Company Could Face Class Action Lawsuit for WARN Act Violation

March 28, 2012 by Jim Higgins

Pursuant to the Worker Adjustment and Retraining Notification Act or WARN, an employer is required to provide their employees sixty days of written notice before any major layoffs within the company or before the company closes. Unfortunately, many companies and businesses find ways around this law or fail to follow through with it at all.

According to this case, Katherine McNeel, a former employee of Trainor Glass Co., has brought a class action lawsuit against the former employer for herself and all other people in a similar situation claiming violations related to the Worker Adjustment and Retraining Notification Act or WARN.
According to the lawsuit, on or around February 21, 2012, the Trainor Glass Company fired McNeel as part of a plant closing which means that she was entitled to receive sixty days advance written notice under the WARN Act. The company never gave McNeel sixty days notice of the plant closing or before the termination which is in violation of the WARN Act.
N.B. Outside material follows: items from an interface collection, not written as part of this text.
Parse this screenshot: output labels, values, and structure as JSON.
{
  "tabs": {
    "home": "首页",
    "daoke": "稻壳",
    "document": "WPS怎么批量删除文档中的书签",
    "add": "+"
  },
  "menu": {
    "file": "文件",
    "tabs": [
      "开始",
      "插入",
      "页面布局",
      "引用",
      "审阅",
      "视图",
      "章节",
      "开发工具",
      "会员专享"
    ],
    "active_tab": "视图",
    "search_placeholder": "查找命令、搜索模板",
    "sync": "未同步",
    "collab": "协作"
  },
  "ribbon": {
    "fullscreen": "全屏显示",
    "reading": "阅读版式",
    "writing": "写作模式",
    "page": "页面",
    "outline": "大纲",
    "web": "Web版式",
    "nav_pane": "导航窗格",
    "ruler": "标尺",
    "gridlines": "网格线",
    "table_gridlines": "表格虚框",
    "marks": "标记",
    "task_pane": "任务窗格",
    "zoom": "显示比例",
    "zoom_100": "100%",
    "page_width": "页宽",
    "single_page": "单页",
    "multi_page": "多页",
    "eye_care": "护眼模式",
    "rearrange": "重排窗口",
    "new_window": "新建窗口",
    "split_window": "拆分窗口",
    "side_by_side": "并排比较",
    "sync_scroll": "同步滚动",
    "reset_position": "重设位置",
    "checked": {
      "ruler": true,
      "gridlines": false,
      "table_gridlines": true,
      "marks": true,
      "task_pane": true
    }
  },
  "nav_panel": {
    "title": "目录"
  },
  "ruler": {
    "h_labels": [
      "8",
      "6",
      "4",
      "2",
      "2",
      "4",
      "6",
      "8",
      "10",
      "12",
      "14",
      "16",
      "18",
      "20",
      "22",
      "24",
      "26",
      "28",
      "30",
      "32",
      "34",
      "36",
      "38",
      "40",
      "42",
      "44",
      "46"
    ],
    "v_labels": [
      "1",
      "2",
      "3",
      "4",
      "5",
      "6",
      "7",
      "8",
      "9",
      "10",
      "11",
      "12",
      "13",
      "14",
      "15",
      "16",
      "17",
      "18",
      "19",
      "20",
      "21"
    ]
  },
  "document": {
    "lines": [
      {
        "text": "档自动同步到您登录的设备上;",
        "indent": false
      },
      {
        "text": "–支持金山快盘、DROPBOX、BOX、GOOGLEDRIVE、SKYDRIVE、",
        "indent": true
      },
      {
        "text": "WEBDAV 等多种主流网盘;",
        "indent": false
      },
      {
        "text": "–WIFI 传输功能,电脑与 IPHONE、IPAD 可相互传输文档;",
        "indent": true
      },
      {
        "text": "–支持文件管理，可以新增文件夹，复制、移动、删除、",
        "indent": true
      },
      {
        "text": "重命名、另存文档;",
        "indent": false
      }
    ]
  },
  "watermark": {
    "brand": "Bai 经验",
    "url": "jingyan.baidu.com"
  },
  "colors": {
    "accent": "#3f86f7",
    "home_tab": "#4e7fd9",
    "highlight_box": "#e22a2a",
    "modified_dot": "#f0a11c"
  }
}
The lawsuit is seeking recovery for McNeel and other people in a similar situation in the amount of sixty days pay and ERISA benefits because of the company’s violation of McNeel’s rights under the WARN Act. For the compensation, McNeel has requested, “an allowed wage priority claim against the defendant in favor of the plaintiff and class members equal to the sum of: (a) unpaid wages, salary, commissions, bonuses, accrued holiday pay, accrued vacation pay, pension and 401(k) contributions and other ERISA benefits, for 60 days, that would have been covered and paid under the then applicable employee benefit plans had that coverage continued for that period."

McNeel has also asked that the lawsuit be certified as a class action lawsuit. Trainor Glass closed in February and filed for Chapter 11 on March 9th. The lawsuit was part of the bankruptcy case.

If your company or business is closing or you have been laid off and feel that your rights were violated under the WARN Act, then you should talk to a Tennessee employment lawyer right away. They will hear your case and see to it that you get the compensation you deserve. We care about our clients and will work with you to make sure you get the compensation you are entitled to by law.

Contact us online or call us at 800.705.2121 to set up a FREE consultation to discuss your legal options